In which I look at what Sir David Murray thought was needed to give a CVA a reasonable chance of success and what this might mean for Mr Green’s efforts to make a profit out of his proposed investment.
As we await the formal revelation of the details of the CVA, which has already resulted in Duff & Phelps being on the receiving end of some less than complimentary comments, I wondered if any financial experts had offered their opinions on what would be needed to give a CVA a reasonable chance of being accepted.
I then saw that Sir David Murray had been asked this very question by Jeff Randall of Sky News on March 16. The full transcript of the interview is here. I recommend it as a good read.
However, and with thanks to Sky News, I reproduce the following part of the discussion.
“Jeff Randall – How much, in your view, would he (Paul Murray and the Blue Knights) need to raise?
Sir David Murray – It’s guess work because it’s interesting, we’re meeting today, the day that bids are going in for the club but I would have thought, probably, if it’s a debt free club, probably £20-25 million to then put into CVA to have a reasonable chance of paying a reasonable payment in the pound, I would have thought.” Continue reading

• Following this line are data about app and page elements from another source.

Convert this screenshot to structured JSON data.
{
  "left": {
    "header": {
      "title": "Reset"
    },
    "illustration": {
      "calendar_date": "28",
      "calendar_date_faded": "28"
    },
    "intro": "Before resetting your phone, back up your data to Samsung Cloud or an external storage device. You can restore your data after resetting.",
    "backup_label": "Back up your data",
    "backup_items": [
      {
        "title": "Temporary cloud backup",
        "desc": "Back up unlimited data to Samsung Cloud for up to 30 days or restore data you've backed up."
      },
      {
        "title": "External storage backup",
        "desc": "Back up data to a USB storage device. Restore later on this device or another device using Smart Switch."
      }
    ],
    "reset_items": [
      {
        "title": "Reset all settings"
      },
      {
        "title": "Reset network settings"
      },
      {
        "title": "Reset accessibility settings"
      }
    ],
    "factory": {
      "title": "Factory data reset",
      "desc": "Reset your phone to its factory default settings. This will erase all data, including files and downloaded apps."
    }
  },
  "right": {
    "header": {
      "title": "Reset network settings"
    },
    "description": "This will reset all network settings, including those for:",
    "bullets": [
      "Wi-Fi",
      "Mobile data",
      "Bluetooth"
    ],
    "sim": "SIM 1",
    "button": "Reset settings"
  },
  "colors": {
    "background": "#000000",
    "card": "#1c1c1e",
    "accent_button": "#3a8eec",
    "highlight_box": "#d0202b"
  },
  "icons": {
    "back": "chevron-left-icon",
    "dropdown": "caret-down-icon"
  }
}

It is good to see that Duff and Phelps are of an historical bent.
Hogarth’s Depiction of the South Sea Bubble
I can exclusively reveal that the terms of the CVA propsed for creditors are inspired by the prospectus for a company associated with what became known as the South Sea Bubble in 1720.
It is referred to here in the Economist.
Their proposal is inspired by the offer of shares in:-
“A COMPANY for carrying out an undertaking of great advantage, but nobody to know what it is”.
How can any creditor resist that!
The terms of the CVA were due to appear on the Rangers website at 8 am (although not specified if this was UK time…)
When it appears, I will see if I can offer some sensible thoughts on it and the CVA process.
Posted by Paul McConville